| Task objective |
Every line of the data should be written out exactly, with the pictures left out.

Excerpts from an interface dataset
=-=-=-=-=

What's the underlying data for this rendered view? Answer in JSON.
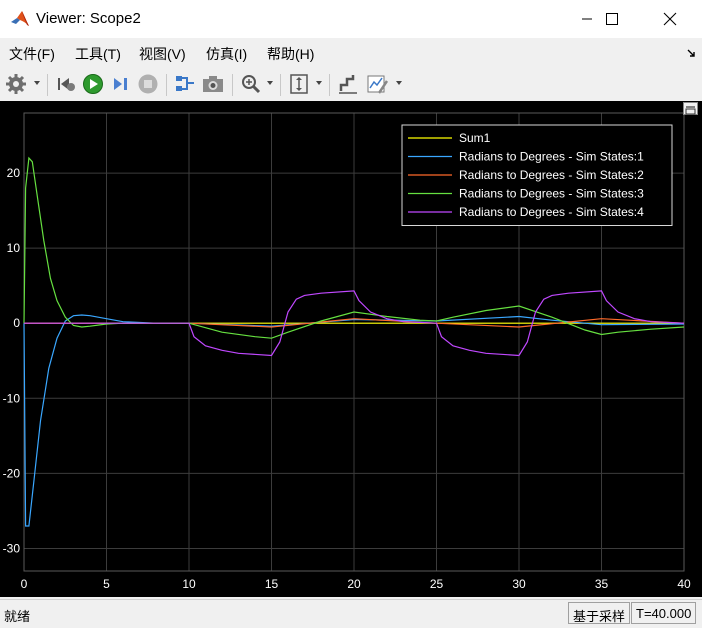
{
  "window": {
    "title": "Viewer: Scope2"
  },
  "menu": [
    "文件(F)",
    "工具(T)",
    "视图(V)",
    "仿真(I)",
    "帮助(H)"
  ],
  "toolbar": {
    "icons": [
      "gear-icon",
      "step-back-icon",
      "run-icon",
      "step-forward-icon",
      "stop-icon",
      "highlight-block-icon",
      "snapshot-icon",
      "zoom-icon",
      "scale-axes-icon",
      "cursor-measurements-icon",
      "signal-statistics-icon"
    ]
  },
  "status": {
    "left": "就绪",
    "sample_mode": "基于采样",
    "time": "T=40.000"
  },
  "colors": {
    "background": "#000000",
    "grid": "#3c3c3c",
    "axis_text": "#ffffff",
    "series": [
      "#ffff00",
      "#3aa7ff",
      "#ff6a2a",
      "#66e040",
      "#c048ff"
    ]
  },
  "chart_data": {
    "type": "line",
    "title": "",
    "xlabel": "",
    "ylabel": "",
    "xlim": [
      0,
      40
    ],
    "ylim": [
      -33,
      28
    ],
    "xticks": [
      0,
      5,
      10,
      15,
      20,
      25,
      30,
      35,
      40
    ],
    "yticks": [
      -30,
      -20,
      -10,
      0,
      10,
      20
    ],
    "grid": true,
    "legend_position": "top-right",
    "series": [
      {
        "name": "Sum1",
        "x": [
          0,
          40
        ],
        "y": [
          0,
          0
        ]
      },
      {
        "name": "Radians to Degrees - Sim States:1",
        "x": [
          0,
          0.1,
          0.3,
          0.6,
          1.0,
          1.5,
          2.0,
          2.5,
          3.0,
          3.5,
          4.0,
          5.0,
          6.0,
          8.0,
          10,
          15,
          20,
          25,
          30,
          32,
          35,
          40
        ],
        "y": [
          0,
          -27,
          -27,
          -21,
          -13,
          -6,
          -2,
          0.3,
          1.0,
          1.1,
          1.0,
          0.6,
          0.2,
          0,
          0,
          -0.4,
          0.5,
          0.3,
          0.9,
          0.4,
          -0.2,
          -0.1
        ]
      },
      {
        "name": "Radians to Degrees - Sim States:2",
        "x": [
          0,
          10,
          15,
          20,
          25,
          30,
          35,
          40
        ],
        "y": [
          0,
          0,
          -0.5,
          0.6,
          0,
          -0.5,
          0.6,
          0
        ]
      },
      {
        "name": "Radians to Degrees - Sim States:3",
        "x": [
          0,
          0.1,
          0.3,
          0.5,
          0.8,
          1.2,
          1.6,
          2.0,
          2.5,
          3.0,
          3.5,
          4.0,
          5.0,
          6.0,
          8.0,
          10,
          12,
          14,
          15,
          16,
          18,
          20,
          22,
          24,
          25,
          26,
          28,
          30,
          32,
          34,
          35,
          36,
          38,
          40
        ],
        "y": [
          0,
          18,
          22,
          21.5,
          17,
          11,
          6,
          3,
          0.8,
          -0.3,
          -0.5,
          -0.4,
          -0.1,
          0,
          0,
          0,
          -1.2,
          -1.8,
          -2.0,
          -1.2,
          0.3,
          1.5,
          0.9,
          0.4,
          0.3,
          0.8,
          1.7,
          2.3,
          0.8,
          -0.9,
          -1.5,
          -1.2,
          -0.8,
          -0.5
        ]
      },
      {
        "name": "Radians to Degrees - Sim States:4",
        "x": [
          0,
          10,
          10.3,
          11,
          12,
          13,
          15,
          15.5,
          16,
          16.5,
          17,
          18,
          20,
          20.3,
          21,
          22,
          23,
          25,
          25.3,
          26,
          27,
          28,
          30,
          30.5,
          31,
          31.5,
          32,
          33,
          35,
          35.3,
          36,
          37,
          38,
          40
        ],
        "y": [
          0,
          0,
          -1.8,
          -3.0,
          -3.6,
          -4.0,
          -4.3,
          -2.5,
          1.5,
          3.2,
          3.7,
          4.0,
          4.3,
          3.0,
          1.5,
          0.6,
          0.2,
          0,
          -1.8,
          -3.0,
          -3.6,
          -4.0,
          -4.3,
          -2.5,
          1.5,
          3.2,
          3.7,
          4.0,
          4.3,
          3.0,
          1.5,
          0.6,
          0.2,
          0
        ]
      }
    ]
  }
}
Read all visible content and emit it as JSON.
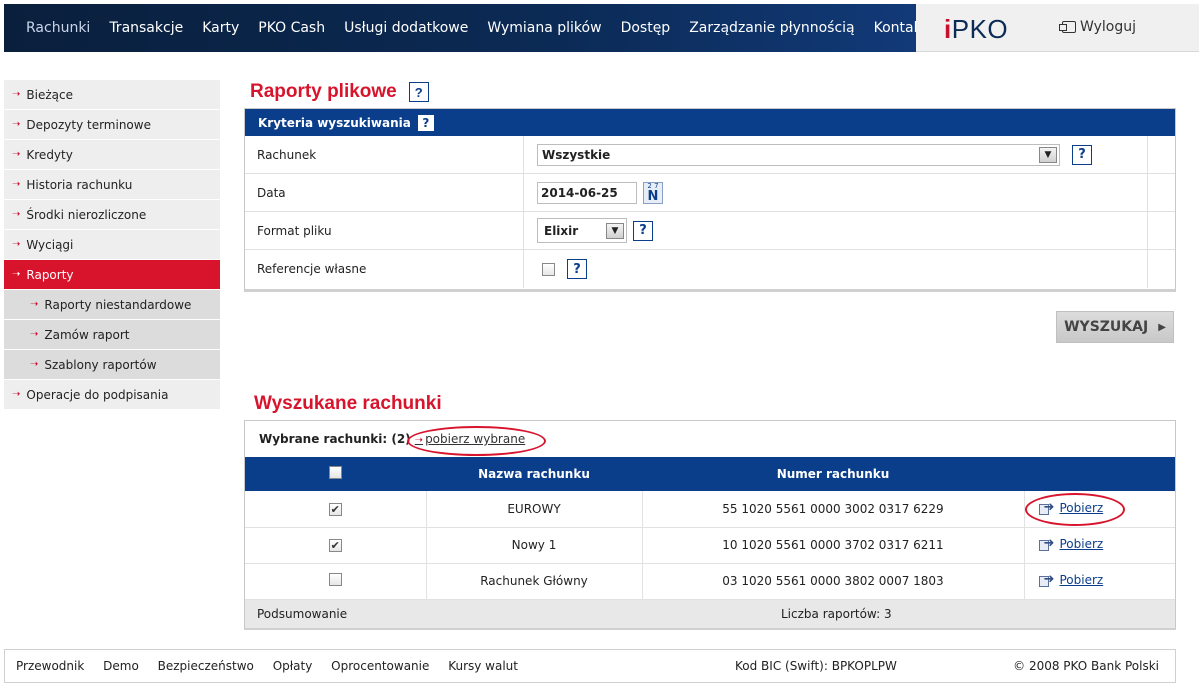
{
  "nav": {
    "items": [
      "Rachunki",
      "Transakcje",
      "Karty",
      "PKO Cash",
      "Usługi dodatkowe",
      "Wymiana plików",
      "Dostęp",
      "Zarządzanie płynnością",
      "Kontakt"
    ],
    "logo_i": "i",
    "logo_text": "PKO",
    "logout": "Wyloguj"
  },
  "sidebar": {
    "items": [
      {
        "label": "Bieżące"
      },
      {
        "label": "Depozyty terminowe"
      },
      {
        "label": "Kredyty"
      },
      {
        "label": "Historia rachunku"
      },
      {
        "label": "Środki nierozliczone"
      },
      {
        "label": "Wyciągi"
      },
      {
        "label": "Raporty"
      },
      {
        "label": "Raporty niestandardowe"
      },
      {
        "label": "Zamów raport"
      },
      {
        "label": "Szablony raportów"
      },
      {
        "label": "Operacje do podpisania"
      }
    ]
  },
  "page": {
    "title": "Raporty plikowe",
    "help": "?"
  },
  "criteria": {
    "header": "Kryteria wyszukiwania",
    "account_label": "Rachunek",
    "account_value": "Wszystkie",
    "date_label": "Data",
    "date_value": "2014-06-25",
    "cal_top": "2 7",
    "cal_letter": "N",
    "format_label": "Format pliku",
    "format_value": "Elixir",
    "ref_label": "Referencje własne"
  },
  "search_button": "WYSZUKAJ",
  "results": {
    "title": "Wyszukane rachunki",
    "selected_label": "Wybrane rachunki: (2)",
    "download_selected": "pobierz wybrane",
    "col_name": "Nazwa rachunku",
    "col_number": "Numer rachunku",
    "rows": [
      {
        "checked": true,
        "name": "EUROWY",
        "number": "55 1020 5561 0000 3002 0317 6229",
        "action": "Pobierz"
      },
      {
        "checked": true,
        "name": "Nowy 1",
        "number": "10 1020 5561 0000 3702 0317 6211",
        "action": "Pobierz"
      },
      {
        "checked": false,
        "name": "Rachunek Główny",
        "number": "03 1020 5561 0000 3802 0007 1803",
        "action": "Pobierz"
      }
    ],
    "summary_label": "Podsumowanie",
    "summary_count": "Liczba raportów: 3"
  },
  "footer": {
    "links": [
      "Przewodnik",
      "Demo",
      "Bezpieczeństwo",
      "Opłaty",
      "Oprocentowanie",
      "Kursy walut"
    ],
    "bic": "Kod BIC (Swift): BPKOPLPW",
    "copyright": "© 2008 PKO Bank Polski"
  },
  "colors": {
    "brand_navy": "#0b3e8a",
    "accent_red": "#d8142d"
  }
}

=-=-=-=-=

| Written solution |
What's the underlying data for this rendered view? Answer in JSON.
{
  "window": {
    "title": "Viewer: Scope2"
  },
  "menu": [
    "文件(F)",
    "工具(T)",
    "视图(V)",
    "仿真(I)",
    "帮助(H)"
  ],
  "toolbar": {
    "icons": [
      "gear-icon",
      "step-back-icon",
      "run-icon",
      "step-forward-icon",
      "stop-icon",
      "highlight-block-icon",
      "snapshot-icon",
      "zoom-icon",
      "scale-axes-icon",
      "cursor-measurements-icon",
      "signal-statistics-icon"
    ]
  },
  "status": {
    "left": "就绪",
    "sample_mode": "基于采样",
    "time": "T=40.000"
  },
  "colors": {
    "background": "#000000",
    "grid": "#3c3c3c",
    "axis_text": "#ffffff",
    "series": [
      "#ffff00",
      "#3aa7ff",
      "#ff6a2a",
      "#66e040",
      "#c048ff"
    ]
  },
  "chart_data": {
    "type": "line",
    "title": "",
    "xlabel": "",
    "ylabel": "",
    "xlim": [
      0,
      40
    ],
    "ylim": [
      -33,
      28
    ],
    "xticks": [
      0,
      5,
      10,
      15,
      20,
      25,
      30,
      35,
      40
    ],
    "yticks": [
      -30,
      -20,
      -10,
      0,
      10,
      20
    ],
    "grid": true,
    "legend_position": "top-right",
    "series": [
      {
        "name": "Sum1",
        "x": [
          0,
          40
        ],
        "y": [
          0,
          0
        ]
      },
      {
        "name": "Radians to Degrees - Sim States:1",
        "x": [
          0,
          0.1,
          0.3,
          0.6,
          1.0,
          1.5,
          2.0,
          2.5,
          3.0,
          3.5,
          4.0,
          5.0,
          6.0,
          8.0,
          10,
          15,
          20,
          25,
          30,
          32,
          35,
          40
        ],
        "y": [
          0,
          -27,
          -27,
          -21,
          -13,
          -6,
          -2,
          0.3,
          1.0,
          1.1,
          1.0,
          0.6,
          0.2,
          0,
          0,
          -0.4,
          0.5,
          0.3,
          0.9,
          0.4,
          -0.2,
          -0.1
        ]
      },
      {
        "name": "Radians to Degrees - Sim States:2",
        "x": [
          0,
          10,
          15,
          20,
          25,
          30,
          35,
          40
        ],
        "y": [
          0,
          0,
          -0.5,
          0.6,
          0,
          -0.5,
          0.6,
          0
        ]
      },
      {
        "name": "Radians to Degrees - Sim States:3",
        "x": [
          0,
          0.1,
          0.3,
          0.5,
          0.8,
          1.2,
          1.6,
          2.0,
          2.5,
          3.0,
          3.5,
          4.0,
          5.0,
          6.0,
          8.0,
          10,
          12,
          14,
          15,
          16,
          18,
          20,
          22,
          24,
          25,
          26,
          28,
          30,
          32,
          34,
          35,
          36,
          38,
          40
        ],
        "y": [
          0,
          18,
          22,
          21.5,
          17,
          11,
          6,
          3,
          0.8,
          -0.3,
          -0.5,
          -0.4,
          -0.1,
          0,
          0,
          0,
          -1.2,
          -1.8,
          -2.0,
          -1.2,
          0.3,
          1.5,
          0.9,
          0.4,
          0.3,
          0.8,
          1.7,
          2.3,
          0.8,
          -0.9,
          -1.5,
          -1.2,
          -0.8,
          -0.5
        ]
      },
      {
        "name": "Radians to Degrees - Sim States:4",
        "x": [
          0,
          10,
          10.3,
          11,
          12,
          13,
          15,
          15.5,
          16,
          16.5,
          17,
          18,
          20,
          20.3,
          21,
          22,
          23,
          25,
          25.3,
          26,
          27,
          28,
          30,
          30.5,
          31,
          31.5,
          32,
          33,
          35,
          35.3,
          36,
          37,
          38,
          40
        ],
        "y": [
          0,
          0,
          -1.8,
          -3.0,
          -3.6,
          -4.0,
          -4.3,
          -2.5,
          1.5,
          3.2,
          3.7,
          4.0,
          4.3,
          3.0,
          1.5,
          0.6,
          0.2,
          0,
          -1.8,
          -3.0,
          -3.6,
          -4.0,
          -4.3,
          -2.5,
          1.5,
          3.2,
          3.7,
          4.0,
          4.3,
          3.0,
          1.5,
          0.6,
          0.2,
          0
        ]
      }
    ]
  }
}
Read all visible content and emit it as JSON.
{
  "nav": {
    "items": [
      "Rachunki",
      "Transakcje",
      "Karty",
      "PKO Cash",
      "Usługi dodatkowe",
      "Wymiana plików",
      "Dostęp",
      "Zarządzanie płynnością",
      "Kontakt"
    ],
    "logo_i": "i",
    "logo_text": "PKO",
    "logout": "Wyloguj"
  },
  "sidebar": {
    "items": [
      {
        "label": "Bieżące"
      },
      {
        "label": "Depozyty terminowe"
      },
      {
        "label": "Kredyty"
      },
      {
        "label": "Historia rachunku"
      },
      {
        "label": "Środki nierozliczone"
      },
      {
        "label": "Wyciągi"
      },
      {
        "label": "Raporty"
      },
      {
        "label": "Raporty niestandardowe"
      },
      {
        "label": "Zamów raport"
      },
      {
        "label": "Szablony raportów"
      },
      {
        "label": "Operacje do podpisania"
      }
    ]
  },
  "page": {
    "title": "Raporty plikowe",
    "help": "?"
  },
  "criteria": {
    "header": "Kryteria wyszukiwania",
    "account_label": "Rachunek",
    "account_value": "Wszystkie",
    "date_label": "Data",
    "date_value": "2014-06-25",
    "cal_top": "2 7",
    "cal_letter": "N",
    "format_label": "Format pliku",
    "format_value": "Elixir",
    "ref_label": "Referencje własne"
  },
  "search_button": "WYSZUKAJ",
  "results": {
    "title": "Wyszukane rachunki",
    "selected_label": "Wybrane rachunki: (2)",
    "download_selected": "pobierz wybrane",
    "col_name": "Nazwa rachunku",
    "col_number": "Numer rachunku",
    "rows": [
      {
        "checked": true,
        "name": "EUROWY",
        "number": "55 1020 5561 0000 3002 0317 6229",
        "action": "Pobierz"
      },
      {
        "checked": true,
        "name": "Nowy 1",
        "number": "10 1020 5561 0000 3702 0317 6211",
        "action": "Pobierz"
      },
      {
        "checked": false,
        "name": "Rachunek Główny",
        "number": "03 1020 5561 0000 3802 0007 1803",
        "action": "Pobierz"
      }
    ],
    "summary_label": "Podsumowanie",
    "summary_count": "Liczba raportów: 3"
  },
  "footer": {
    "links": [
      "Przewodnik",
      "Demo",
      "Bezpieczeństwo",
      "Opłaty",
      "Oprocentowanie",
      "Kursy walut"
    ],
    "bic": "Kod BIC (Swift): BPKOPLPW",
    "copyright": "© 2008 PKO Bank Polski"
  },
  "colors": {
    "brand_navy": "#0b3e8a",
    "accent_red": "#d8142d"
  }
}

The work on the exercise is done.